_THE TASK_
Scan the records that follow, and whenever a line has the word "Disk", copy it.

_DATA_
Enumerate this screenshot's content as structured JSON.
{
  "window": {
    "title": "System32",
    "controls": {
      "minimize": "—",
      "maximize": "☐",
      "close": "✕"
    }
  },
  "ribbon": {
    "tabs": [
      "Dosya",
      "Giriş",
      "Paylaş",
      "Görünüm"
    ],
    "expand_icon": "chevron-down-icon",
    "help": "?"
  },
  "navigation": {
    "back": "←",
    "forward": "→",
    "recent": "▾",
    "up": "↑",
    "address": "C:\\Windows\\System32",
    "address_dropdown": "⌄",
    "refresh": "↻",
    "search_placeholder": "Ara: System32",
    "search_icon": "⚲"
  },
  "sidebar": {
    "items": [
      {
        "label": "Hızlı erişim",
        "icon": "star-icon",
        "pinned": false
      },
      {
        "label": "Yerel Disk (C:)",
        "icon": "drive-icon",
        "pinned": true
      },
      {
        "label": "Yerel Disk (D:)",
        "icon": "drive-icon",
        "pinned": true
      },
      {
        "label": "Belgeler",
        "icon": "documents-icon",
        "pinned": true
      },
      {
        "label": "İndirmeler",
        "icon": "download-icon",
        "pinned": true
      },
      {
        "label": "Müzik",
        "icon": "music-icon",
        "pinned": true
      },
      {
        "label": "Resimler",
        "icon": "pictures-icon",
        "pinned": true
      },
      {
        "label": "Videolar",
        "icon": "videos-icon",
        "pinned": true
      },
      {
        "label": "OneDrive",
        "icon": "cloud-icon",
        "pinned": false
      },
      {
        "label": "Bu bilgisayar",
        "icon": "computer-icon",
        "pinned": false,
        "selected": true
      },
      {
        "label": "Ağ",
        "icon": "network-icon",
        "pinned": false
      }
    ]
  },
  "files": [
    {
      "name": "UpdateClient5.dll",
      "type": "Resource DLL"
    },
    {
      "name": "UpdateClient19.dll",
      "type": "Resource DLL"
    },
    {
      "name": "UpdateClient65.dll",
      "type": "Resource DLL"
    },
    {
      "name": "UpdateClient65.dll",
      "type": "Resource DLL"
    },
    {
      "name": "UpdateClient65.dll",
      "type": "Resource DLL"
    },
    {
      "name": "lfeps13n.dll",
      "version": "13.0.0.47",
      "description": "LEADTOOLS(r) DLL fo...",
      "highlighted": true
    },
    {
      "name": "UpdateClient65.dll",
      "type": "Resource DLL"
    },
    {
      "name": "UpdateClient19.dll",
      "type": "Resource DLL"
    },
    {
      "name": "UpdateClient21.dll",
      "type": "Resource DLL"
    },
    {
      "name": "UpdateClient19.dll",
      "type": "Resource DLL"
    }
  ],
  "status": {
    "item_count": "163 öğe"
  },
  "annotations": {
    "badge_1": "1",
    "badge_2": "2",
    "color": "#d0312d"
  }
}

_WRITTEN RESPONSE_
        "label": "Yerel Disk (C:)",
        "label": "Yerel Disk (D:)",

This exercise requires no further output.